Idaho governor introduces his highway effort

| Friday, March 11, 2005

Almost two months after pitching the $1.6 billion proposal to Idaho state lawmakers, Gov. Dirk Kempthorne has introduced a bill that would authorize some of the most expensive road projects in the state’s history.

The plan would allow Idaho to fund roadwork with grant-anticipated revenue vehicle bonds, or GARVEE bonds. It will get a public hearing in the Senate State Affairs Committee.

The massive project, dubbed “Connecting Idaho,” designates the same projects Kempthorne outlined during his State of the State Address in January. The plan would link regions of the state now isolated from one another.

His goal is to bring the north and south together with a four-lane highway stretching from the Canadian border to the Treasure Valley.

The bill – SB1167 – also requires the Idaho Transportation Department to list which projects it would like to bond for, and how much they’ll cost.

The funding program allows the state to borrow money against the federal transportation dollars that come each year to pay for construction. The sale is based on the assumption that federal funding in future years would pay off the bonds. This allows the state to get money needed for the project up front.

The plan’s supporters say that makes the governor’s goal of building a north-south route feasible in a decade instead of 30 years.

Lawmakers are required to authorize those bonds. But even if they do, many say they’re concerned that the federal money the state plans to use to repay the debt will dry up.

“That’s spending before you have the money,” Rep. Ken Andrus, R-Lava Hot Springs, told The Pocatello Idaho State Journal. “If something happens and the money doesn’t come, you’re in a predicament.

“I have a reservation about spending (that type of money.)”

If approved, the largest segment would be a new 56-mile stretch of four-lane highway from Interstate 84 between Nampa and Meridian to Central Idaho.
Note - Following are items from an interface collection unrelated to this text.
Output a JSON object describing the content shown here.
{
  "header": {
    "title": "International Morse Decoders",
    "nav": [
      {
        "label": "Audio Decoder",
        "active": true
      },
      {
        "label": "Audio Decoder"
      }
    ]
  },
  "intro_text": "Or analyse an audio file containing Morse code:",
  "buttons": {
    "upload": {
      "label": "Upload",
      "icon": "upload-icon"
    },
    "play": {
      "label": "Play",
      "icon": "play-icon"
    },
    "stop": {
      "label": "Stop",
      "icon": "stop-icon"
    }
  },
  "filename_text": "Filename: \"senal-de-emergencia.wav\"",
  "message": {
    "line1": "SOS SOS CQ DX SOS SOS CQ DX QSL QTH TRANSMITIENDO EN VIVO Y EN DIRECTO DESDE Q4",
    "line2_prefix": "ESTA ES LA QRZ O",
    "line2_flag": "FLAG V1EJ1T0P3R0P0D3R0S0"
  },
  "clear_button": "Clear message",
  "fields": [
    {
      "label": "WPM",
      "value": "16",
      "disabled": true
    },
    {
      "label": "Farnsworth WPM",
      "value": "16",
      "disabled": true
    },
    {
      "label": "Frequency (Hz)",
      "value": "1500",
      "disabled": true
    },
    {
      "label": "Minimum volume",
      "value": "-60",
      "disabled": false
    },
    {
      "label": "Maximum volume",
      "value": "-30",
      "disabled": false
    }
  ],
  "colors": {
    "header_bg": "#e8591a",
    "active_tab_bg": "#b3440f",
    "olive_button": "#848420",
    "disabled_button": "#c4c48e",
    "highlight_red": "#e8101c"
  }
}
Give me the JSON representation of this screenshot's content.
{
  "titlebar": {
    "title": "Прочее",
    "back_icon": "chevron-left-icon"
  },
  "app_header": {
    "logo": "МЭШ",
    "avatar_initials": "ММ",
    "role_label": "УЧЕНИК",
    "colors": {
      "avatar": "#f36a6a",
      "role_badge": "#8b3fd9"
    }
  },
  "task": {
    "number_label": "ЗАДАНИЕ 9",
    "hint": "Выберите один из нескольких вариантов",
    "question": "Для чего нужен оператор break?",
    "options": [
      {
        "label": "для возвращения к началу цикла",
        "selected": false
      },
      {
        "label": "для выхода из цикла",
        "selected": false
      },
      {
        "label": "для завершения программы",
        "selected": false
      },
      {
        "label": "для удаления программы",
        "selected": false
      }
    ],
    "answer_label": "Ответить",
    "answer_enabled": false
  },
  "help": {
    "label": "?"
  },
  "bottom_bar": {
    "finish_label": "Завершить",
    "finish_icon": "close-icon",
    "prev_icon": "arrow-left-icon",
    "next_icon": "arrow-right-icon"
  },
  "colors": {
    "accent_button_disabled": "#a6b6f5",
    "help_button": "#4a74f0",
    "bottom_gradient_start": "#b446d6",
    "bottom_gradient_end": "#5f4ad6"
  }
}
It would provide a new, much-improved route from the Treasure Valley to McCall and North Idaho cities.